Fulfilling the Goals: Fertility of Land and Women

Among these communities, fertility of land and women stand for prosperity. From the forest’s thin soil, an abundance of crops was and is difficult to achieve. Agricultural success depends on human labor to cut into the forest with simple tools each year creating fresh fields. The strength of numerous men was critical for the varied tasks. Women contributed by planting the fields and producing children for labor and future defense.

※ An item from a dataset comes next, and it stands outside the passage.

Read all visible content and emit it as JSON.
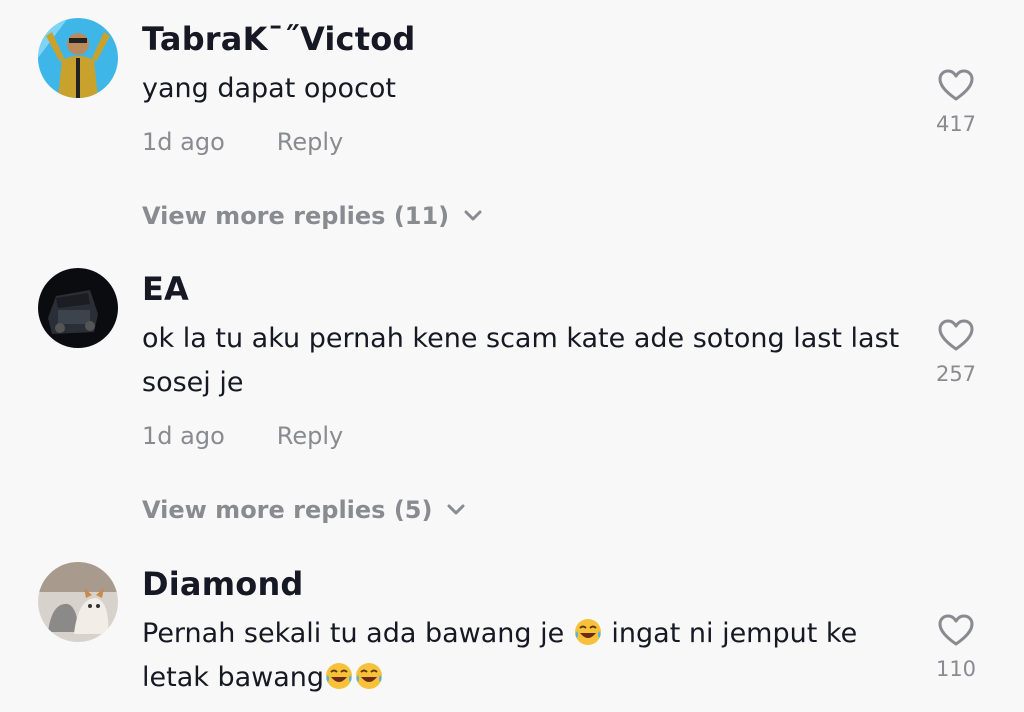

These village populations were assailed by tropical and foreign diseases, accidents, and local strife. Given the resultant losses, concerns for the fertility of women were acute. Nevertheless, marriages, arranged by elders according to rules relating to kinship ties and gifts of valuable goods, deliberately sidestep sexual desire. Frequently young women were married to older men with means from elsewhere. The young wife would move to the husband’s village to live among his other wives.

At a large festival, guests from other villages were invited to perform one or more of their family masked spirits. Visits of a week or longer offered both men and women opportunities to make their own choice, discreetly, of sexual partner. One such occasion occurs during the festival ritual when small groups of married women enter the dance clearing with a few coins to ask the masked spirit for the blessing of fecundity.

Typically the women approach an admired cra van dancer or a graceful, attractive masked singer, who by its seductive manner, imitating the charm and flirtatious style of women, wins female admirers. These maskers (informally called the “adultery spirit”) usually display painted faces, attractive headdresses, and the fine costume of a singer or dancer. While offering her coin gift, a woman may accept a later tryst. The amused and benign attitude of the spectators toward this normally serious kind of moral violation indicates that in this special time period, such lovers, like the festival itself, make positive symbolic assurance of festival goals.

In this complex festival, each age group takes an active part in fostering the wellbeing of the community. It also provides individuals with opportunities to develop talents, social skills, and positions of high regard. It teaches respect for the rules and cooperation, all of which goes a long way toward fulfilling the festivals’ stated community goals.

The final masker, wearing the white-shell head-dress, bent with age and wisdom. Photo by Monni Adams.